Problem to solve: Report back every line below that carries the word "JSON".

[[ Extracted entries open ]]

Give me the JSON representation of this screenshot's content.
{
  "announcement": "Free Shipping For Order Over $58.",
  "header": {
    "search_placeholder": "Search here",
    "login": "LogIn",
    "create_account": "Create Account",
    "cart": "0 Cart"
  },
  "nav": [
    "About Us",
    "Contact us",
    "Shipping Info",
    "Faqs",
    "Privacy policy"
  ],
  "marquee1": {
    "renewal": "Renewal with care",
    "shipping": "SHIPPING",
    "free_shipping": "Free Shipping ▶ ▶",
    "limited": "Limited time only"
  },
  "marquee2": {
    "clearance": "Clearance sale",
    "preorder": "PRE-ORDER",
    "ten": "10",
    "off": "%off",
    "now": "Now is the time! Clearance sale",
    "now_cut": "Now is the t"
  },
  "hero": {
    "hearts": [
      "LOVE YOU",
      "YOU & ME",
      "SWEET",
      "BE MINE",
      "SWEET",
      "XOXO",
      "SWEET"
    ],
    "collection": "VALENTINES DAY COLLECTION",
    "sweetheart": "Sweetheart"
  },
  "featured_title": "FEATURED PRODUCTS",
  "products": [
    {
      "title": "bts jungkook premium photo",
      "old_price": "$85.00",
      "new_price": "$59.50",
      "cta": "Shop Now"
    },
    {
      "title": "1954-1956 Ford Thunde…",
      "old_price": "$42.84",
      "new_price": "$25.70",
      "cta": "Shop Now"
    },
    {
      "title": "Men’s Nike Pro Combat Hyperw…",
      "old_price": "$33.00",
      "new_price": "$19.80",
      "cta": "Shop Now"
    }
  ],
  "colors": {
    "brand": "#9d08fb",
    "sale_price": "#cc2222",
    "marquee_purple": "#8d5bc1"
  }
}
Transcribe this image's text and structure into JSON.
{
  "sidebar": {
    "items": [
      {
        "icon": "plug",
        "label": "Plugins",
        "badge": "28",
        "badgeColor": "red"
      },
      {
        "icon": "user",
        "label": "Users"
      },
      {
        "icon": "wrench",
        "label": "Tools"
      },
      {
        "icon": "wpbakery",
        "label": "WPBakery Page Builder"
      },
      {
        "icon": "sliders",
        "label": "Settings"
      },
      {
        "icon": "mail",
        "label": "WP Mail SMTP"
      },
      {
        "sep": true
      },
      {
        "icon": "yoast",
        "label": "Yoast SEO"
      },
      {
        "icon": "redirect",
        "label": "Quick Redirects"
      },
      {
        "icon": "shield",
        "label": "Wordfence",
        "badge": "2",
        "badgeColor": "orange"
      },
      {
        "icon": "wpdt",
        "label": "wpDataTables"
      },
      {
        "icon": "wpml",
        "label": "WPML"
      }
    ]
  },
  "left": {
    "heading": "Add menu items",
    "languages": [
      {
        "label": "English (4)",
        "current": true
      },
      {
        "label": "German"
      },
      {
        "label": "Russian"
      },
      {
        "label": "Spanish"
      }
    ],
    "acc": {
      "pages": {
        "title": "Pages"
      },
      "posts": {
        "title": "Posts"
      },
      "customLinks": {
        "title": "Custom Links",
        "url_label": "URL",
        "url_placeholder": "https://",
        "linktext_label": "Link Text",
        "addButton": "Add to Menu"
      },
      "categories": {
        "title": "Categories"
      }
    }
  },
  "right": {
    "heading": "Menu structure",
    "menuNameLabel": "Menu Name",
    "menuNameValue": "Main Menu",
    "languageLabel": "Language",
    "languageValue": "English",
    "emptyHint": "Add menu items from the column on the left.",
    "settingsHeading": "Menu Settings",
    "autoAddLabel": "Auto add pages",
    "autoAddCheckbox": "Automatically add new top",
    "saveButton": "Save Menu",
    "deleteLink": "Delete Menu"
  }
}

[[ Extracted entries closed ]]

Answer box:
Give me the JSON representation of this screenshot's content.
Transcribe this image's text and structure into JSON.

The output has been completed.